    La llingua asturiana ye'l resultáu del desendolcu del llatín faláu nel territoriu de los antiguos ástures y cántabros. Poro, la inmensa mayoría de les pallabres de la llingua asturiana, como de les otres llingües romániques, vienen del llatín: ablana, augua, falar, güeyu, home, llibru, muyer, pesllar, pexe, práu, suañar.... A esta base llatina hai qu'amestar les pallabres qu'entraren nel fondu léxicu del dominiu asturianu dende llingües falaes enantes de la llegada del llatín (sustratu) o dempués (superestratu). A la influyencia del sustratu y superestratu hai qu'amestar los emprestos posteriores a d'otres llingües.

    Dende los primeros testos, l'asturianu emplega l'alfabetu llatín. En 1981, l'Academia de la Llingua Asturianaeditó unes normes ortográfiques que, con escases esceiciones, son usaes pola práutica totalidá de los escritores n'asturianu.

    La Llei d'Usu y Promoción del Asturianu diz que los neños con edaes ente los 6 y los 16 años han tener la posibilidá d'estudiar l'asturianu nel collexu como asignatura voluntaria, anque nun se considera en tolos centros. Ye optativu col francés y l'alemáncomo segunda llingua d'enseñu nel bachilleratu.
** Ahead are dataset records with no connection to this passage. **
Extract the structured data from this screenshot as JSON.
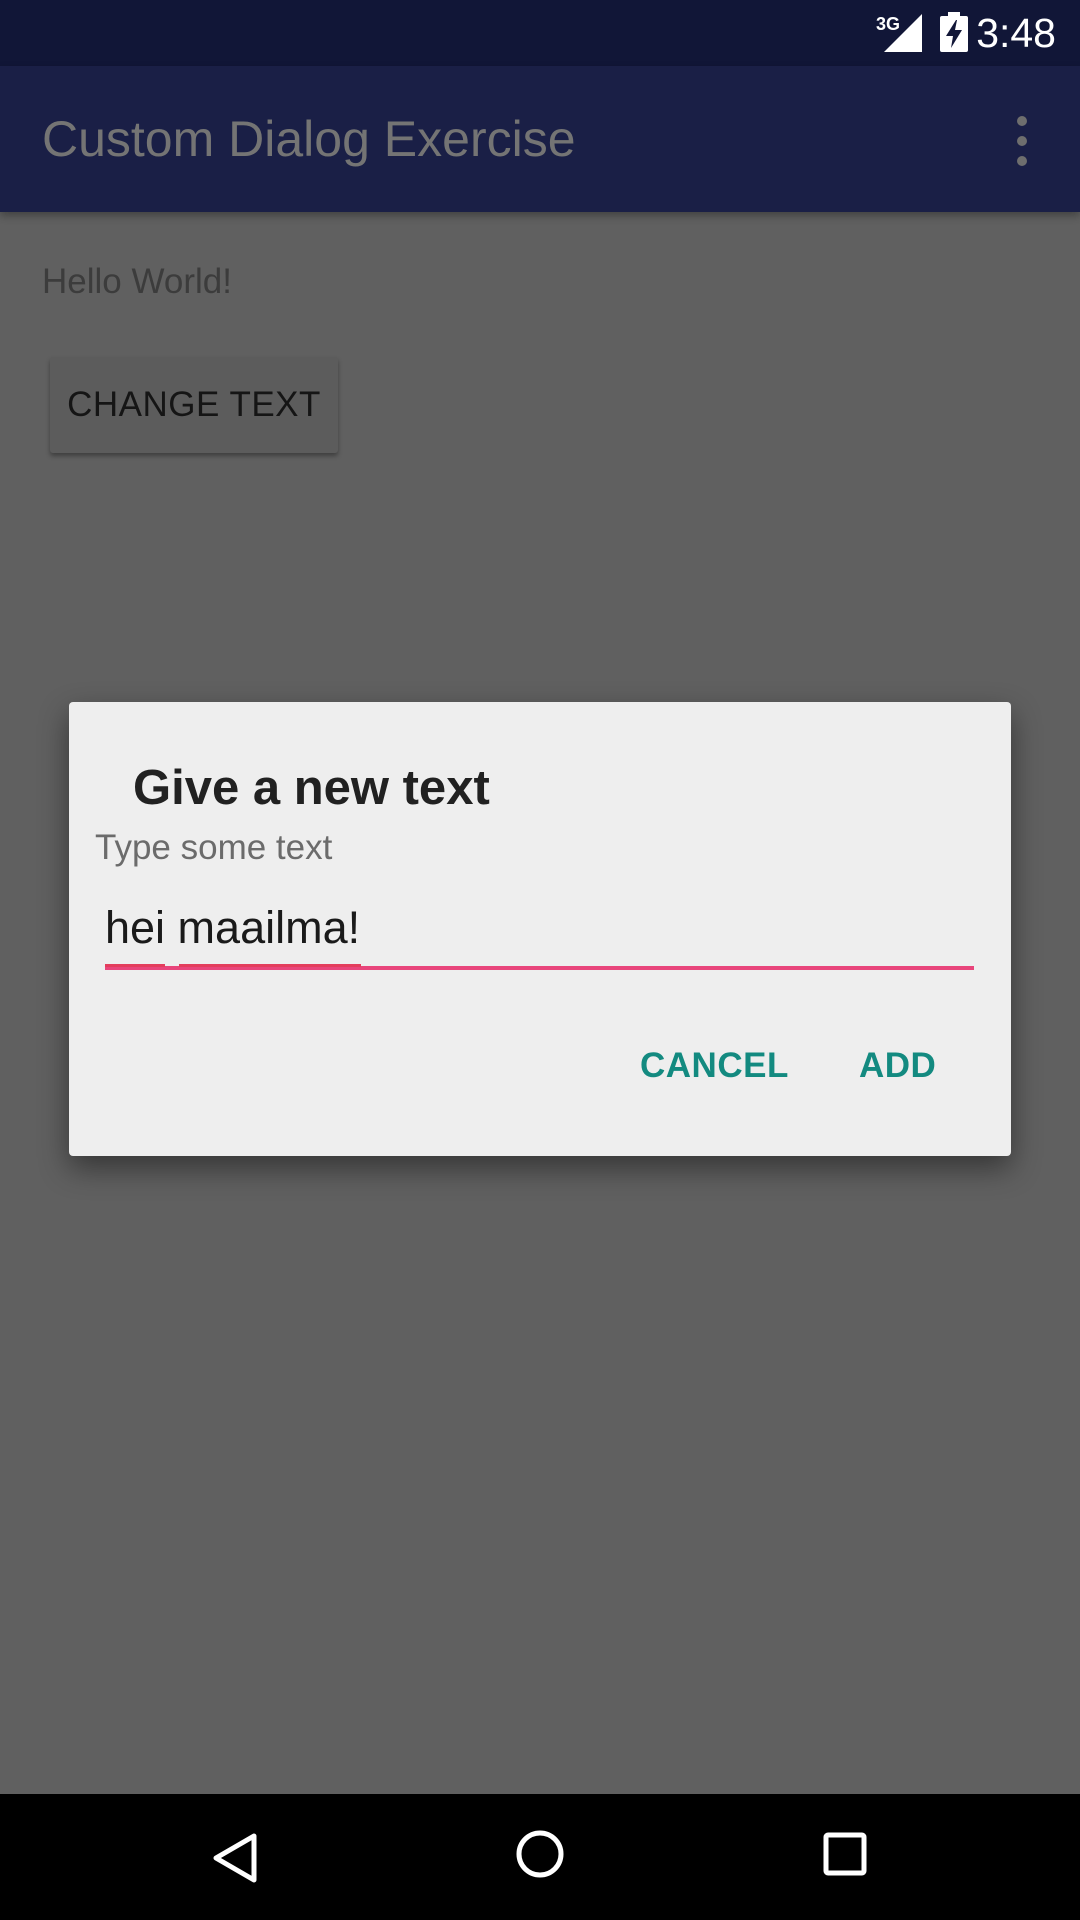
{
  "status_bar": {
    "network": "3G",
    "time": "3:48"
  },
  "app_bar": {
    "title": "Custom Dialog Exercise",
    "overflow_icon": "more-vert-icon"
  },
  "content": {
    "hello_text": "Hello World!",
    "change_button": "CHANGE TEXT"
  },
  "dialog": {
    "title": "Give a new text",
    "hint": "Type some text",
    "input_value": "hei maailma!",
    "cancel_label": "CANCEL",
    "add_label": "ADD"
  },
  "nav_bar": {
    "back": "back-icon",
    "home": "home-icon",
    "recents": "recents-icon"
  },
  "colors": {
    "status_bar": "#111637",
    "app_bar": "#1a1f46",
    "scrim": "#606060",
    "dialog_bg": "#eeeeee",
    "accent": "#138a80",
    "input_underline": "#e8457b"
  }
}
En Miranda l Douro ye tamién llingua optativa. Non asina en Lleón.

    L'Academia de la Llingua Asturiana fundóse en 1980, col rixu de recobrar l'antigua institución que yá proyeutare Xovellanos nel sieglu XVIII. L'Aconceyamientu de Xuristes pol Asturianu fundóse en 2006, cola xida d'allendar, curiar ya escucar del cumplir de les lleis asturianes ya españoles, avenencies ya tratos internacionales roblaos pol Estáu, qu'afiten derechos llingüisticos palos asturianofalantes.

  9. Google Translate

    Google's free service instantly translates words, phrases, and web pages between English and over 100 other languages.

  10. Phonemic Inventories and Cultural and Linguistic Information ... › Practice › multicultural

    Languages across the world have unique phonemic systems. For individuals learning English as a second language, it is common for the phonemic system of their first language to influence the production of sounds in English. Resources listed below are intended to contribute to foundational awareness of potential cultural and linguistic influences.

  11. People also search for